What you will do: Copy out the data below verbatim.

Given data:
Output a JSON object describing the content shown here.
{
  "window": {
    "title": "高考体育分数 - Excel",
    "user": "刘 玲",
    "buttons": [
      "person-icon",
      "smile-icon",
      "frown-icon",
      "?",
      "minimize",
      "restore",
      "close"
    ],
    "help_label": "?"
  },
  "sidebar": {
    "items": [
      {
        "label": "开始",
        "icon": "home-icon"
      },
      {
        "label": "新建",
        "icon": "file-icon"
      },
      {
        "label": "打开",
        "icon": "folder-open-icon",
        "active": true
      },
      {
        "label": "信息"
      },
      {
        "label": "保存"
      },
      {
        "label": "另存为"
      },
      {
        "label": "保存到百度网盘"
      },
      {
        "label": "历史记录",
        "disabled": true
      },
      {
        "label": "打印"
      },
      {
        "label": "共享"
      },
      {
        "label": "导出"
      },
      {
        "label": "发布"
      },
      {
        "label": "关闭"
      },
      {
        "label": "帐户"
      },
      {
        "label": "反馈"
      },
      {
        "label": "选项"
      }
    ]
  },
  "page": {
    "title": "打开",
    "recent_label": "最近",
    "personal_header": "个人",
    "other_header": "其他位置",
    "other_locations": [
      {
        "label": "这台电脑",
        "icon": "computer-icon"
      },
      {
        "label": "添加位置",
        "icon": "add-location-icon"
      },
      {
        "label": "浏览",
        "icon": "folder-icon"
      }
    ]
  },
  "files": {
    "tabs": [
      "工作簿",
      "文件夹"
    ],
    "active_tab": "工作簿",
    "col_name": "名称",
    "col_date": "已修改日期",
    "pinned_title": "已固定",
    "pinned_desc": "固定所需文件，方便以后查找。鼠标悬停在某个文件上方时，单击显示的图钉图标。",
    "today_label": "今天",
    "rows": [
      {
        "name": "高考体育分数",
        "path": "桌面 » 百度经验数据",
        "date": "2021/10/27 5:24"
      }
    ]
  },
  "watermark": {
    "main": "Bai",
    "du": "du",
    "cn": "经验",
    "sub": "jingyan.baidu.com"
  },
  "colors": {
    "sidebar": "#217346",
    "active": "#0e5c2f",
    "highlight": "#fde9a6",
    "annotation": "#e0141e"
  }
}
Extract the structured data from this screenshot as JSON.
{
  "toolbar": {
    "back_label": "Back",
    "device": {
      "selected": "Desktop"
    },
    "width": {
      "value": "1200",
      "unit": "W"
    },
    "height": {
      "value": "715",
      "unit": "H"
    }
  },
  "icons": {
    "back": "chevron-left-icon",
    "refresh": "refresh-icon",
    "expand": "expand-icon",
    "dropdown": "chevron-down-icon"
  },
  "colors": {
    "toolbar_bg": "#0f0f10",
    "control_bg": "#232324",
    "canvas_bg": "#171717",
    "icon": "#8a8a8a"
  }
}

Exercise answer:
Output a JSON object describing the content shown here.
{
  "window": {
    "title": "高考体育分数 - Excel",
    "user": "刘 玲",
    "buttons": [
      "person-icon",
      "smile-icon",
      "frown-icon",
      "?",
      "minimize",
      "restore",
      "close"
    ],
    "help_label": "?"
  },
  "sidebar": {
    "items": [
      {
        "label": "开始",
        "icon": "home-icon"
      },
      {
        "label": "新建",
        "icon": "file-icon"
      },
      {
        "label": "打开",
        "icon": "folder-open-icon",
        "active": true
      },
      {
        "label": "信息"
      },
      {
        "label": "保存"
      },
      {
        "label": "另存为"
      },
      {
        "label": "保存到百度网盘"
      },
      {
        "label": "历史记录",
        "disabled": true
      },
      {
        "label": "打印"
      },
      {
        "label": "共享"
      },
      {
        "label": "导出"
      },
      {
        "label": "发布"
      },
      {
        "label": "关闭"
      },
      {
        "label": "帐户"
      },
      {
        "label": "反馈"
      },
      {
        "label": "选项"
      }
    ]
  },
  "page": {
    "title": "打开",
    "recent_label": "最近",
    "personal_header": "个人",
    "other_header": "其他位置",
    "other_locations": [
      {
        "label": "这台电脑",
        "icon": "computer-icon"
      },
      {
        "label": "添加位置",
        "icon": "add-location-icon"
      },
      {
        "label": "浏览",
        "icon": "folder-icon"
      }
    ]
  },
  "files": {
    "tabs": [
      "工作簿",
      "文件夹"
    ],
    "active_tab": "工作簿",
    "col_name": "名称",
    "col_date": "已修改日期",
    "pinned_title": "已固定",
    "pinned_desc": "固定所需文件，方便以后查找。鼠标悬停在某个文件上方时，单击显示的图钉图标。",
    "today_label": "今天",
    "rows": [
      {
        "name": "高考体育分数",
        "path": "桌面 » 百度经验数据",
        "date": "2021/10/27 5:24"
      }
    ]
  },
  "watermark": {
    "main": "Bai",
    "du": "du",
    "cn": "经验",
    "sub": "jingyan.baidu.com"
  },
  "colors": {
    "sidebar": "#217346",
    "active": "#0e5c2f",
    "highlight": "#fde9a6",
    "annotation": "#e0141e"
  }
}
Extract the structured data from this screenshot as JSON.
{
  "toolbar": {
    "back_label": "Back",
    "device": {
      "selected": "Desktop"
    },
    "width": {
      "value": "1200",
      "unit": "W"
    },
    "height": {
      "value": "715",
      "unit": "H"
    }
  },
  "icons": {
    "back": "chevron-left-icon",
    "refresh": "refresh-icon",
    "expand": "expand-icon",
    "dropdown": "chevron-down-icon"
  },
  "colors": {
    "toolbar_bg": "#0f0f10",
    "control_bg": "#232324",
    "canvas_bg": "#171717",
    "icon": "#8a8a8a"
  }
}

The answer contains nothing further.